### About this exercise
Only lines holding "data" are wanted; copy each of them from the records below.

### Source records
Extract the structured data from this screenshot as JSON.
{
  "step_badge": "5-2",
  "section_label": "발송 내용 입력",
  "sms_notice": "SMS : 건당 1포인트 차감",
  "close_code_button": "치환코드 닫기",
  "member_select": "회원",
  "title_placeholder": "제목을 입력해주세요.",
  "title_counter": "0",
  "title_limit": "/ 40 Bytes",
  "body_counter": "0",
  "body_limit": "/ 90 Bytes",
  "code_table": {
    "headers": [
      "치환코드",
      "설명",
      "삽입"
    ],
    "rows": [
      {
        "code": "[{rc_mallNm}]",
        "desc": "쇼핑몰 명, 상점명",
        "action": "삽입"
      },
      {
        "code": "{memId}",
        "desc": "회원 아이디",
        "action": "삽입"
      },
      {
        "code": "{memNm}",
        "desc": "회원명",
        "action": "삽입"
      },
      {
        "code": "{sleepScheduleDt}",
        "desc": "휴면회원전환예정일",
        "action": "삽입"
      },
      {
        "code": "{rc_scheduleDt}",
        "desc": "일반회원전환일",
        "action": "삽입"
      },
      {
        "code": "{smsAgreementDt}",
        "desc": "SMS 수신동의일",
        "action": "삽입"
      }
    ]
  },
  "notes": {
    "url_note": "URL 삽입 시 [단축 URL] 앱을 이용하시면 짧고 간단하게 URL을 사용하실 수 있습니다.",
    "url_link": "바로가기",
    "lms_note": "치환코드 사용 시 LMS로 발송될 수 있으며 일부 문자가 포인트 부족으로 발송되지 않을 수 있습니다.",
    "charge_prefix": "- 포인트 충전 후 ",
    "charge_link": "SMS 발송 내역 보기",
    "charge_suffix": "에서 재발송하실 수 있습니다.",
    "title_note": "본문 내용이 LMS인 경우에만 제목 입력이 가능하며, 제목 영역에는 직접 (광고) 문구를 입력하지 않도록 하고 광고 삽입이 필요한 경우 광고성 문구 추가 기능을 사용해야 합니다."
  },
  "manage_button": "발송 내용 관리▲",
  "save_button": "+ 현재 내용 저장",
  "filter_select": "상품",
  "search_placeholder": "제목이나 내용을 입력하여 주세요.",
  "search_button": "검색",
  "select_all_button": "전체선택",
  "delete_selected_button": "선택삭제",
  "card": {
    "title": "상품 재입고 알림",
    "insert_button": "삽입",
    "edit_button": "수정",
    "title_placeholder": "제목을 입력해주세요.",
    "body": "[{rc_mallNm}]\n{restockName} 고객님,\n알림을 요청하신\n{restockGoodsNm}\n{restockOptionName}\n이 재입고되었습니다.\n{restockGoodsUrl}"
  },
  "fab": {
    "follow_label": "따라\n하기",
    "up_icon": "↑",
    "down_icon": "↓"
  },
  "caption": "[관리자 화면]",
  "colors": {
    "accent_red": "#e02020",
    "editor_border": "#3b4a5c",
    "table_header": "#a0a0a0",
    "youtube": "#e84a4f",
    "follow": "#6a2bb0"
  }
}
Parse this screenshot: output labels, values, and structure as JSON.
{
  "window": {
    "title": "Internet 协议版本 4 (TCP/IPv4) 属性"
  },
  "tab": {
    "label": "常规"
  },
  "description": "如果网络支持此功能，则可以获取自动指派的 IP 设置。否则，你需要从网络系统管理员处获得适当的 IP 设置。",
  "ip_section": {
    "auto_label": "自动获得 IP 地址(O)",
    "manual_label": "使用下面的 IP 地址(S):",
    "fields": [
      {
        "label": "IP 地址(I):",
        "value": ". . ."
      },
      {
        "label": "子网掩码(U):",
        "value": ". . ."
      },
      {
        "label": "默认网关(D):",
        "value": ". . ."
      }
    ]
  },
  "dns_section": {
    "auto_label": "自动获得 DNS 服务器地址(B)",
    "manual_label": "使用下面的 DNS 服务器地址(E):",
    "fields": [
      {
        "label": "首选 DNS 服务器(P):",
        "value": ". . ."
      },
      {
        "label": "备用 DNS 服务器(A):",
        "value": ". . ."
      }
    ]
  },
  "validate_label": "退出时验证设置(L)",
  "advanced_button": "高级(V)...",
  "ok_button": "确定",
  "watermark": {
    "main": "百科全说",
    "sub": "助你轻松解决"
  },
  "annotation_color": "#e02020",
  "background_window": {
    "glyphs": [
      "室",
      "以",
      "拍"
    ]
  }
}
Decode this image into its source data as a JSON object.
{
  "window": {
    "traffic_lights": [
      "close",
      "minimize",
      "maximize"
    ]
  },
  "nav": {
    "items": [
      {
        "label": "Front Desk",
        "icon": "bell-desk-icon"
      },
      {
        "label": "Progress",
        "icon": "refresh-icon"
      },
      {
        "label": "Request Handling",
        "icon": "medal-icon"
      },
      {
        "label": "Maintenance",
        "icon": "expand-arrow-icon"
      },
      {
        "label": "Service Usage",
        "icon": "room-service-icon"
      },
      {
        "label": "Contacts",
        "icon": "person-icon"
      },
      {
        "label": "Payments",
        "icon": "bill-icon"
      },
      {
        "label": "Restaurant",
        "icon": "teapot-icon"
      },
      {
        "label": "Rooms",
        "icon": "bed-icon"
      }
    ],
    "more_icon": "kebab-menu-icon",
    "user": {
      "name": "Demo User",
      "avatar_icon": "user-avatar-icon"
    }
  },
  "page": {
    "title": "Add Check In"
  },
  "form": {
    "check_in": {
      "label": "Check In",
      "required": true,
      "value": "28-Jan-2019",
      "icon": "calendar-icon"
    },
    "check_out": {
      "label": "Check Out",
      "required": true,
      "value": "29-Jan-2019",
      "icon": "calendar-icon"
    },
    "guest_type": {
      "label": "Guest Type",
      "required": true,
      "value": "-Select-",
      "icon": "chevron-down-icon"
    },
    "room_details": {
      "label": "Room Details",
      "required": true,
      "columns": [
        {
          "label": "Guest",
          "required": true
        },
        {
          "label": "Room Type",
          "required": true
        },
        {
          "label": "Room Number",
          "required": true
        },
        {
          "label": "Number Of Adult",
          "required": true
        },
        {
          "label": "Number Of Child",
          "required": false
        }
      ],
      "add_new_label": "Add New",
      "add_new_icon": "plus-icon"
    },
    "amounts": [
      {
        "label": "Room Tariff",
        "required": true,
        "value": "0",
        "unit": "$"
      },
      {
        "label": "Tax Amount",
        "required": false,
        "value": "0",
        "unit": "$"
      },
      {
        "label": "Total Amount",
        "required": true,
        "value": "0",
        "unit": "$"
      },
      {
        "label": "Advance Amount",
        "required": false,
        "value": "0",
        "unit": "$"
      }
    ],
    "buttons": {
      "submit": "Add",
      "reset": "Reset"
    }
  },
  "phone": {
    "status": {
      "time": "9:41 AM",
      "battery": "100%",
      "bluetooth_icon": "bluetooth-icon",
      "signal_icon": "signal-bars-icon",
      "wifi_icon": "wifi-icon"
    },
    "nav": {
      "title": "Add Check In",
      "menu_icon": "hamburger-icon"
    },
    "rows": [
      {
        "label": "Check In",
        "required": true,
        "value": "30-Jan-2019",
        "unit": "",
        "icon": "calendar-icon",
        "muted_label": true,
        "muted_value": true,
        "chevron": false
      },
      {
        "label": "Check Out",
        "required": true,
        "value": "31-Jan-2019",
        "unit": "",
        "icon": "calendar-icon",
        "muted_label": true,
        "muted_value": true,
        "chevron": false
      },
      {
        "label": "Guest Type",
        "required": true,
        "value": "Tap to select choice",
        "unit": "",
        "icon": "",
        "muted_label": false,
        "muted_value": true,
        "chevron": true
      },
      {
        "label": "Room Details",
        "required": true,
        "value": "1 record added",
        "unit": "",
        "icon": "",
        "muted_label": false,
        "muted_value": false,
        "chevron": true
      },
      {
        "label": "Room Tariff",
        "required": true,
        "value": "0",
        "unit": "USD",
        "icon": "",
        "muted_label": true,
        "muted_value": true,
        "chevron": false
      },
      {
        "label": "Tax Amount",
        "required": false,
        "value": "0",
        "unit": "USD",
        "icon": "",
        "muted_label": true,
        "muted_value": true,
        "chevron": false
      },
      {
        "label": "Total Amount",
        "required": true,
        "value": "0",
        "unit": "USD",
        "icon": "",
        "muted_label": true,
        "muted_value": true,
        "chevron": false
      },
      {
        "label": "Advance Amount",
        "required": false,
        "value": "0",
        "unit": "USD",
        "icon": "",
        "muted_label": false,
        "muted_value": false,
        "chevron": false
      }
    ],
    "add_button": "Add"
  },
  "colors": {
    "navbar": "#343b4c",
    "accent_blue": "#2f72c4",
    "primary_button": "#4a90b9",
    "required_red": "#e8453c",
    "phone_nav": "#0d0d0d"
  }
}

### Task output
Extract the structured data from this screenshot as JSON.
Decode this image into its source data as a JSON object.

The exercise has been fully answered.